- Claudia Kinmonth, Irish Rural Interiors in Art (New Haven, CT, 2006).Back to (1)
- Ruth Schwartz Cowan, More Work for Mother: The Ironies of Household Technology from the Open Hearth to the Microwave (New York, NY, 1983).Caroline Davidson, A Woman’s Work Is Never Done: A History of Housework in the British Isles, 1650–1950 (London, 1982).Back to (2)
- Karen Harvey, The Little Republic: Masculinity and Domestic Authority in Eighteenth-Century Britain (Oxford, 2012).Back to (3)
- The Country House Kitchen 1650–1900: Skills and Equipment for Food Provisioning, ed. Pamela A. Sambrook and Peter C. D. Brears (Stroud, England, 1996).Back to (4)
- Peter Mathias, The Brewing Industry in England, 1700–1830 (Cambridge, 1959).Back to (5)

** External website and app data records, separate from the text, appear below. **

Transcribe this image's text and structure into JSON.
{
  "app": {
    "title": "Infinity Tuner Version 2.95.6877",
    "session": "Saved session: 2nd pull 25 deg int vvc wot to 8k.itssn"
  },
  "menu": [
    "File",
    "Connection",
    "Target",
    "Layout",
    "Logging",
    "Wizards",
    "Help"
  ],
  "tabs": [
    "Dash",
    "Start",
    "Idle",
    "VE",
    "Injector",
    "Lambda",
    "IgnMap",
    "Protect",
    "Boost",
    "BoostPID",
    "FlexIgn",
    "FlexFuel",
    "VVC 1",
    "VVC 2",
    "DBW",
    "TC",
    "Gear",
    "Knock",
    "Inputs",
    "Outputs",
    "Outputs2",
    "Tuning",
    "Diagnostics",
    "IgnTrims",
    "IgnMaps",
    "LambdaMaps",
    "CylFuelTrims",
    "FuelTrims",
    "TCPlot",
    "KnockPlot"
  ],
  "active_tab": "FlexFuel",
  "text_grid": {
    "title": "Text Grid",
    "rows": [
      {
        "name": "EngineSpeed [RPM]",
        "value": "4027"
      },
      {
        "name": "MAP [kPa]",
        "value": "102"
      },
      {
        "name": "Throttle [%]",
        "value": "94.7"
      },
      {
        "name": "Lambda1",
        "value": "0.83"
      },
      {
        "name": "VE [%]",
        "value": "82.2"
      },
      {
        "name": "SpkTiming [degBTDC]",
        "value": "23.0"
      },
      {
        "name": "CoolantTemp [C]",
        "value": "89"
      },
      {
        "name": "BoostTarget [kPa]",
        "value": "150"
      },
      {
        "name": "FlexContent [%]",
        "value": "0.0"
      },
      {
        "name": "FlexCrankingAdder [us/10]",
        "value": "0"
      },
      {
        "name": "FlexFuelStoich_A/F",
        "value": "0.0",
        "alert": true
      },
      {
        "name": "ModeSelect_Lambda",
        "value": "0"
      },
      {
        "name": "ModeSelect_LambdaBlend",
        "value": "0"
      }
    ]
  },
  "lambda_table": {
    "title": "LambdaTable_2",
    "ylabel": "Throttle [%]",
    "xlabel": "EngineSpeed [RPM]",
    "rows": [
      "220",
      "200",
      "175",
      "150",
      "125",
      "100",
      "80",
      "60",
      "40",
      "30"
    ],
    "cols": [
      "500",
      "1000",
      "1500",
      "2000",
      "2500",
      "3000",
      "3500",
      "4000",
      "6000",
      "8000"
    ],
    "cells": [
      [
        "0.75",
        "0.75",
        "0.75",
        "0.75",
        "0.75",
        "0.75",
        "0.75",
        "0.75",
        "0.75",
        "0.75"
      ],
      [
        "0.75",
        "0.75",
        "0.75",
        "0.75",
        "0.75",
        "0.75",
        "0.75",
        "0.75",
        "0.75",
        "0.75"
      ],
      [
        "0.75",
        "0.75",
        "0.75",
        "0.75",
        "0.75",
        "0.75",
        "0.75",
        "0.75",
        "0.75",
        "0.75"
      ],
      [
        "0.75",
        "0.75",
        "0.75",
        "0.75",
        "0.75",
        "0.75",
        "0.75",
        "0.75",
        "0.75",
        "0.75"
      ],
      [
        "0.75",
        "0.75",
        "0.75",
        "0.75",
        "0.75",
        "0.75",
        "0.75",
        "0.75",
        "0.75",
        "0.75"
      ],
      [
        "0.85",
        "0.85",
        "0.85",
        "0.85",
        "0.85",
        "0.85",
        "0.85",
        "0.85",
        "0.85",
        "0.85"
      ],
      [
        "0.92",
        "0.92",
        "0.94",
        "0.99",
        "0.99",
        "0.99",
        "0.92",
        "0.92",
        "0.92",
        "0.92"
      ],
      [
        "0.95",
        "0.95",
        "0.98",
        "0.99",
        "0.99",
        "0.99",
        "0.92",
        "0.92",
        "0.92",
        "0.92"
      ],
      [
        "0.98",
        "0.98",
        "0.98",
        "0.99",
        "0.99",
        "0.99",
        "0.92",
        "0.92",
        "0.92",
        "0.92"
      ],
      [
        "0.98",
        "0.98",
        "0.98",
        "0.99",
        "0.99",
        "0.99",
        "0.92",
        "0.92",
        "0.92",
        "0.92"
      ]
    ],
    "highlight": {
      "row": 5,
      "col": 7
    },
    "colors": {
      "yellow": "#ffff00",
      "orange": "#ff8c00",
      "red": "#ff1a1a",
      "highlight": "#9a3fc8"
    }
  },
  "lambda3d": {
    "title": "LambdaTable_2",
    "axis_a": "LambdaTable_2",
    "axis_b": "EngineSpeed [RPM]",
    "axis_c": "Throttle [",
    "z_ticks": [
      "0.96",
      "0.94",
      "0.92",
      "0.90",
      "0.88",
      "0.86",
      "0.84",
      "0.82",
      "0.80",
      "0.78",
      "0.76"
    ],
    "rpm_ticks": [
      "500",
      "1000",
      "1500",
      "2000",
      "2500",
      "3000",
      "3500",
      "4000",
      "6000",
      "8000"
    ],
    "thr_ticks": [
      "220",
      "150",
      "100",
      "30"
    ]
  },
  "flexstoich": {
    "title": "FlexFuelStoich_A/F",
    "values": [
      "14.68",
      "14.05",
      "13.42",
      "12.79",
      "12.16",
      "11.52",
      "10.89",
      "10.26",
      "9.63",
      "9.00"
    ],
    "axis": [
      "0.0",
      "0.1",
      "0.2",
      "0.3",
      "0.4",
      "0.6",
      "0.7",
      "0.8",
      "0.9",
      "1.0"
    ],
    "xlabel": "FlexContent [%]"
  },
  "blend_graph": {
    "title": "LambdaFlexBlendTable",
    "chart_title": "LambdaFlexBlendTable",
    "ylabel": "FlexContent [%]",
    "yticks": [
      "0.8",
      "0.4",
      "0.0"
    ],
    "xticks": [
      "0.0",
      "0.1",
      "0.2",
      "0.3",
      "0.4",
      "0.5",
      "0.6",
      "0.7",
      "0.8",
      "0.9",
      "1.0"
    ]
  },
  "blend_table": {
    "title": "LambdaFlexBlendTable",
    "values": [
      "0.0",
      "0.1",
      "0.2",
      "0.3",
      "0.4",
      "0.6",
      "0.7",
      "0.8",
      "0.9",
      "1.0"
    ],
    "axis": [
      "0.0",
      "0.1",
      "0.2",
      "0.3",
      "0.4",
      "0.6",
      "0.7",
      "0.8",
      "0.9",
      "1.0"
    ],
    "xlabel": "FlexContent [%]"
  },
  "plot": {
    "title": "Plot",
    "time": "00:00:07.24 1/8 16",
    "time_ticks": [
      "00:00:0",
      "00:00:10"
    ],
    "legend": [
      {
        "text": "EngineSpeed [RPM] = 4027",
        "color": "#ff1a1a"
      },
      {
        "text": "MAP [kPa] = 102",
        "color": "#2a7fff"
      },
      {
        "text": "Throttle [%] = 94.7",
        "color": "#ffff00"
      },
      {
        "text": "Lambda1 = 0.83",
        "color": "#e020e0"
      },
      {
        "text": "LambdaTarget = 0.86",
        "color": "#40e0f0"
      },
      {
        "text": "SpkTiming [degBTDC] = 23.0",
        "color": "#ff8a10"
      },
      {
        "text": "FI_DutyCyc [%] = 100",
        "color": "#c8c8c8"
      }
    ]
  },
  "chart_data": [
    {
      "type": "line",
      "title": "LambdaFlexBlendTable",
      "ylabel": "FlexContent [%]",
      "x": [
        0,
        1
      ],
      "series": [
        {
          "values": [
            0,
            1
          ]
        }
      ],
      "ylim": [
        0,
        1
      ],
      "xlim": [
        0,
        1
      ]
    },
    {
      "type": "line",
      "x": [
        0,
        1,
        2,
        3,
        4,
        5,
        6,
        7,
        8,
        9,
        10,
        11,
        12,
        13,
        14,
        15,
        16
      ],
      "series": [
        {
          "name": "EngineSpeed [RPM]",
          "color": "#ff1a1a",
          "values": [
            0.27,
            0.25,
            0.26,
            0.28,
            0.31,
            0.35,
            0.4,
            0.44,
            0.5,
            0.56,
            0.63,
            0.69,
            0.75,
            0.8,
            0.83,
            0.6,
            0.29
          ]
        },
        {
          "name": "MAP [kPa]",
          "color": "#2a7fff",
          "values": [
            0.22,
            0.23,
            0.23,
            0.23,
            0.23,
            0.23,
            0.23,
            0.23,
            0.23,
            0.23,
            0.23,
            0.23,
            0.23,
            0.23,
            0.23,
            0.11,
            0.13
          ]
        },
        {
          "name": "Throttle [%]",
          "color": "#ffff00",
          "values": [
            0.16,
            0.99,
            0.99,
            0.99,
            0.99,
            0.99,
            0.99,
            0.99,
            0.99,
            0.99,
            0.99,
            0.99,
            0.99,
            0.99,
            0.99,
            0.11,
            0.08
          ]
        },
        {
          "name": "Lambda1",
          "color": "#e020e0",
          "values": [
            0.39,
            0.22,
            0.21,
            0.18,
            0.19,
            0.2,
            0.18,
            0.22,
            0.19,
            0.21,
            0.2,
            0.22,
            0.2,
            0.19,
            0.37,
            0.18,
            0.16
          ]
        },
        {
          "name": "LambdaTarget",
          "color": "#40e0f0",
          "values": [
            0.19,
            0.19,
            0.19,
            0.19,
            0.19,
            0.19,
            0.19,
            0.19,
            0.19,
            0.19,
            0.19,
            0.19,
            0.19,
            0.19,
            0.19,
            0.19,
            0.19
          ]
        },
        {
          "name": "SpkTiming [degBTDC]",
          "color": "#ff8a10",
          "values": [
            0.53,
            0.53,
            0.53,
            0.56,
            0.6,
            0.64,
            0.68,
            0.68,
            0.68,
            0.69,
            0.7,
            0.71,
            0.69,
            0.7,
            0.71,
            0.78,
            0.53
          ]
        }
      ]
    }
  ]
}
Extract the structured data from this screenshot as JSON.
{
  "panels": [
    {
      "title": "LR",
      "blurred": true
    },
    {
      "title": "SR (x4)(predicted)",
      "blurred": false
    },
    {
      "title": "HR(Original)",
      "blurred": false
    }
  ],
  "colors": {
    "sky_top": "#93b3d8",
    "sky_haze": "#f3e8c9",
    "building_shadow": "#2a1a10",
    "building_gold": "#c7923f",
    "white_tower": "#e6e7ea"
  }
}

- Craig Muldrew, Food, Energy and the Creation of Industriousness: Work and Material Culture in Agrarian England, 1550–1780 (Cambridge, 2011).Back to (6)